▸ Brief
Pull every line holding the word "icon" from the data below and copy it.

Available data below:

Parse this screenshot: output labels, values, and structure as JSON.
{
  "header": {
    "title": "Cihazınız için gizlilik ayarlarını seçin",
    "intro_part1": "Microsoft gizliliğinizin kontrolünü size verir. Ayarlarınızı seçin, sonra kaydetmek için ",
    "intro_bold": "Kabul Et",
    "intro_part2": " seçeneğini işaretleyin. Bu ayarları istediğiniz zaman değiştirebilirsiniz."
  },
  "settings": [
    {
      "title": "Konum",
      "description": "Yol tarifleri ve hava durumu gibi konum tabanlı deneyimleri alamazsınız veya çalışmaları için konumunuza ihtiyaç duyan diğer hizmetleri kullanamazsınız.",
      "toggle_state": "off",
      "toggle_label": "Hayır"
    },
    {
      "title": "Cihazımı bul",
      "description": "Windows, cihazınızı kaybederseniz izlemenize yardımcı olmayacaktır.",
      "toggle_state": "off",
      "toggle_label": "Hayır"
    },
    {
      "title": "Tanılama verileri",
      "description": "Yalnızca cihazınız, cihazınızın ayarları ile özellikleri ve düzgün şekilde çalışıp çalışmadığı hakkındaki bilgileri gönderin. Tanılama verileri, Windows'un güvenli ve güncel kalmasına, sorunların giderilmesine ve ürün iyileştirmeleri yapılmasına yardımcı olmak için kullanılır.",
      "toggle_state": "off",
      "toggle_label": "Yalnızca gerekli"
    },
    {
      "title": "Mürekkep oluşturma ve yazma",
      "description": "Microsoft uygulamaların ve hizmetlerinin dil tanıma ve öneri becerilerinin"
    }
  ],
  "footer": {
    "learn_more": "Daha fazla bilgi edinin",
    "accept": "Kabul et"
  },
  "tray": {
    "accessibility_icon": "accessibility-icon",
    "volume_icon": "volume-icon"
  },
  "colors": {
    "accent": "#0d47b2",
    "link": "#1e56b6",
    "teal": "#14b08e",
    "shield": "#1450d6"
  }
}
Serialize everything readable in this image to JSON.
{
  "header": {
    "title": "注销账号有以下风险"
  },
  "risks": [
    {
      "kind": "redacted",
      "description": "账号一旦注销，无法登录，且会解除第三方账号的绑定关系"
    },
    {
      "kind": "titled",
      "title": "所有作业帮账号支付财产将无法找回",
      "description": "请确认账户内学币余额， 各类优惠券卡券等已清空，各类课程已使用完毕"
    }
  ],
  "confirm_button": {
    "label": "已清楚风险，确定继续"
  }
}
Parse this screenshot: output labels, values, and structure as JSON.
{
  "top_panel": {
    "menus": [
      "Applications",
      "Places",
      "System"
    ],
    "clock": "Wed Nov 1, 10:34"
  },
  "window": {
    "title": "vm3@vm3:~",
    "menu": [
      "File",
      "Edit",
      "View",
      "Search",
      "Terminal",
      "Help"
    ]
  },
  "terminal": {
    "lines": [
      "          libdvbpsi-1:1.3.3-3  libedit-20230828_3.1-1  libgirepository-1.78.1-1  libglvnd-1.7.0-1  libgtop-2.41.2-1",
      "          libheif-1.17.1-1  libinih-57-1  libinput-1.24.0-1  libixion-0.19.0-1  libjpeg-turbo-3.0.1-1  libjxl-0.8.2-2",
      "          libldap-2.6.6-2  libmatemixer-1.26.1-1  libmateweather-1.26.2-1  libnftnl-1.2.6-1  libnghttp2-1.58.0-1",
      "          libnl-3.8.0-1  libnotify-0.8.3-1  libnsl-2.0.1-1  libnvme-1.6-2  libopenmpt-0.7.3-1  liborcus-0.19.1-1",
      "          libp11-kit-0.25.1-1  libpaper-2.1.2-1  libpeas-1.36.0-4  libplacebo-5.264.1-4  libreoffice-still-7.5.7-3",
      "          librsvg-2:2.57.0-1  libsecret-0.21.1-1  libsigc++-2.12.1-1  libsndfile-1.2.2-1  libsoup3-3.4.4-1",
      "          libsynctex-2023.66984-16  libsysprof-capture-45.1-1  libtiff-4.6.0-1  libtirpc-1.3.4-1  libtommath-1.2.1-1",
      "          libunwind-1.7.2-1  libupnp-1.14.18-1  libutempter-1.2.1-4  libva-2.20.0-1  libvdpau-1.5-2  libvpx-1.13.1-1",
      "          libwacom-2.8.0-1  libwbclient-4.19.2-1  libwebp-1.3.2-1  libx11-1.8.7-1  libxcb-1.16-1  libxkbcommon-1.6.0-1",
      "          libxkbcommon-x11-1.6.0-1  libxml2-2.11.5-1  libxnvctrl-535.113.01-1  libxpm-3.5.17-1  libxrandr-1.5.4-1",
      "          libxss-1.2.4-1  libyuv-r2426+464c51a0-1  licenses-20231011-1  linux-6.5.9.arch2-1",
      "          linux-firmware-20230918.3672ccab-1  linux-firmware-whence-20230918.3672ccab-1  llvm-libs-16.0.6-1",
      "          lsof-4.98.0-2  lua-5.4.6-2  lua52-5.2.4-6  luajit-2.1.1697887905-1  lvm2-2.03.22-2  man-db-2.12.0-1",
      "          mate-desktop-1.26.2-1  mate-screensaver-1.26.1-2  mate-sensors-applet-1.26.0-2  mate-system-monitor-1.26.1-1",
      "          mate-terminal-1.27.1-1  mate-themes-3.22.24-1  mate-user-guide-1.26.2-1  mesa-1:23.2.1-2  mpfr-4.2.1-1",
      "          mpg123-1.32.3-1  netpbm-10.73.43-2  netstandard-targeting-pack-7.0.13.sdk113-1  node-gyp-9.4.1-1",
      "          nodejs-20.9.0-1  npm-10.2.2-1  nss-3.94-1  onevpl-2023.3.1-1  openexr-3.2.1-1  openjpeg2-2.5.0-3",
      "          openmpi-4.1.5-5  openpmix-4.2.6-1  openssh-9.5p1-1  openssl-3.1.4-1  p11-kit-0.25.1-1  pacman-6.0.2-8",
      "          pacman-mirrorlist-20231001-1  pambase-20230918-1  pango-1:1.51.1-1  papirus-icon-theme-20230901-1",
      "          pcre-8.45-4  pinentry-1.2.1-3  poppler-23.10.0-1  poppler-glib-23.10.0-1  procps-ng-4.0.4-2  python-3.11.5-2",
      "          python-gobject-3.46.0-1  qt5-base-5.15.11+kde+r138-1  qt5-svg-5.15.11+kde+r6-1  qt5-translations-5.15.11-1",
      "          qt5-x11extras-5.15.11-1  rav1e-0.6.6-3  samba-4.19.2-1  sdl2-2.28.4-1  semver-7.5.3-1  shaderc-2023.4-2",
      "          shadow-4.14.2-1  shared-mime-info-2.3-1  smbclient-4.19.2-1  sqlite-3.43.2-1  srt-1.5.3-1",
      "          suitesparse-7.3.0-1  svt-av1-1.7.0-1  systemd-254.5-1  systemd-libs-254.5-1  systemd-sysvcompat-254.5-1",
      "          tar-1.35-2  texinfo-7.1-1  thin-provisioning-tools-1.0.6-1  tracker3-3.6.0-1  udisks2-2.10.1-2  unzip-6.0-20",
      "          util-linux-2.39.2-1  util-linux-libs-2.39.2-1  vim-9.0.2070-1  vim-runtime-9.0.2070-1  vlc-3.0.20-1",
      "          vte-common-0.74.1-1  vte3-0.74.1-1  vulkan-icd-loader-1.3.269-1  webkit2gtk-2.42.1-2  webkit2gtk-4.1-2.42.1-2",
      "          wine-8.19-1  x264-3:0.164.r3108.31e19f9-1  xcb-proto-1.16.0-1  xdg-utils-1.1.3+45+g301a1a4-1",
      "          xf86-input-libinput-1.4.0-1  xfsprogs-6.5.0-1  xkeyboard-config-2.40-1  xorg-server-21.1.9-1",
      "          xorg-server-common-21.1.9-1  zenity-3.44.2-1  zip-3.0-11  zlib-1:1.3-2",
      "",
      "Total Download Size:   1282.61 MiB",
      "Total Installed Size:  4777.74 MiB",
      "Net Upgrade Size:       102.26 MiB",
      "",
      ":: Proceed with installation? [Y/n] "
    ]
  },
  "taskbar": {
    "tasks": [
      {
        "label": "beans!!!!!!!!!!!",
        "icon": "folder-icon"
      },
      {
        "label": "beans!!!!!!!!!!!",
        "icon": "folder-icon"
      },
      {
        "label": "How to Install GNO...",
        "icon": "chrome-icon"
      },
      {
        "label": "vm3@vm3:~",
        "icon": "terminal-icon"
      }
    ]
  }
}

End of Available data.

▸ Solution for this problem
    "accessibility_icon": "accessibility-icon",
    "volume_icon": "volume-icon"
      "          pacman-mirrorlist-20231001-1  pambase-20230918-1  pango-1:1.51.1-1  papirus-icon-theme-20230901-1",
        "icon": "folder-icon"
        "icon": "folder-icon"
        "icon": "chrome-icon"
        "icon": "terminal-icon"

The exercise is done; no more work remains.